To become a licensed truck forwarder, you must complete the initial registration using the FMCSA’s Unified Registration System. You will be prompted to complete Form OP-1 and provide the following information:
- Employee identification number (EIN) or social security number (SSN)
- Company information
- Carriers must provide US Department of Transportation Number (USDOT number)
There are two types of freight authority you can register for: one for household goods and one for property. Each requires a $300 licensing fee and you can apply for both with the same application.
To become a licensed ocean forwarder, you must register with the FMC. During the registration process, you will need to complete the following steps:
- Appoint a qualifying individual with three years of ocean freight experience
- Provide background and criminal information for the business’ owners
- Provide proof of surety bond
- Complete the OTI license application (Form FMC-18)
- Pay the $250 application fee
Step 4: Get insurance
There are several different insurance requirements for licensed freight forwarders. To start, household good forwarders must maintain $5,000 cargo insurance coverage per vehicle and $10,000 for insurance. Proof of the coverage (Form BMC-34) must be provided to the FMCSA within 90 days of submitting a freight forwarder license.
If you operate any commercial motor vehicles, you must get insurance coverage for bodily injury and property damage as well as insurance for environmental restoration. If you do not plan to operate any CMVs, you can waive this requirement when submitting your application.
Like most businesses, if you employ more than two people, you will also need to get workers’ compensation insurance.
Get your bond online with EZ Surety Bonds
These are the steps needed to become a licensed freight forwarder. When you’re ready to get your freight forwarding business up and running, EZ Surety Bonds can offer you a competitive premium for your freight forwarder surety bond.
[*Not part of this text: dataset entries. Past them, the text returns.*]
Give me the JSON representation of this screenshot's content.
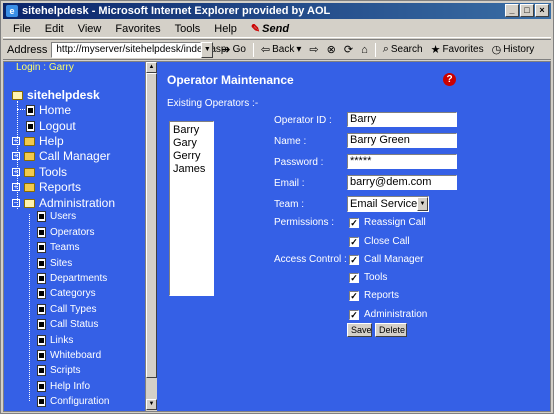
{
  "window": {
    "title": "sitehelpdesk - Microsoft Internet Explorer provided by AOL",
    "buttons": {
      "minimize": "_",
      "maximize": "□",
      "close": "×"
    }
  },
  "menu": {
    "items": [
      "File",
      "Edit",
      "View",
      "Favorites",
      "Tools",
      "Help"
    ],
    "send": "Send"
  },
  "toolbar": {
    "address_label": "Address",
    "address_value": "http://myserver/sitehelpdesk/index.asp",
    "go": "Go",
    "back": "Back",
    "search": "Search",
    "favorites": "Favorites",
    "history": "History"
  },
  "sidebar": {
    "login_label": "Login :",
    "login_user": "Garry",
    "root": "sitehelpdesk",
    "items": [
      {
        "label": "Home",
        "type": "page"
      },
      {
        "label": "Logout",
        "type": "page"
      },
      {
        "label": "Help",
        "type": "folder"
      },
      {
        "label": "Call Manager",
        "type": "folder"
      },
      {
        "label": "Tools",
        "type": "folder"
      },
      {
        "label": "Reports",
        "type": "folder"
      },
      {
        "label": "Administration",
        "type": "folder-open"
      }
    ],
    "admin_items": [
      "Users",
      "Operators",
      "Teams",
      "Sites",
      "Departments",
      "Categorys",
      "Call Types",
      "Call Status",
      "Links",
      "Whiteboard",
      "Scripts",
      "Help Info",
      "Configuration"
    ]
  },
  "main": {
    "title": "Operator Maintenance",
    "help_icon": "?",
    "existing_label": "Existing Operators :-",
    "operators": [
      "Barry",
      "Gary",
      "Gerry",
      "James"
    ],
    "labels": {
      "operator_id": "Operator ID :",
      "name": "Name :",
      "password": "Password :",
      "email": "Email :",
      "team": "Team :",
      "permissions": "Permissions :",
      "access_control": "Access Control :"
    },
    "values": {
      "operator_id": "Barry",
      "name": "Barry Green",
      "password": "*****",
      "email": "barry@dem.com",
      "team": "Email Services"
    },
    "permissions": [
      "Reassign Call",
      "Close Call"
    ],
    "access": [
      "Call Manager",
      "Tools",
      "Reports",
      "Administration"
    ],
    "save": "Save",
    "delete": "Delete"
  }
}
We provide quick turnarounds and a convenient online application process. Apply today or get in touch to learn more.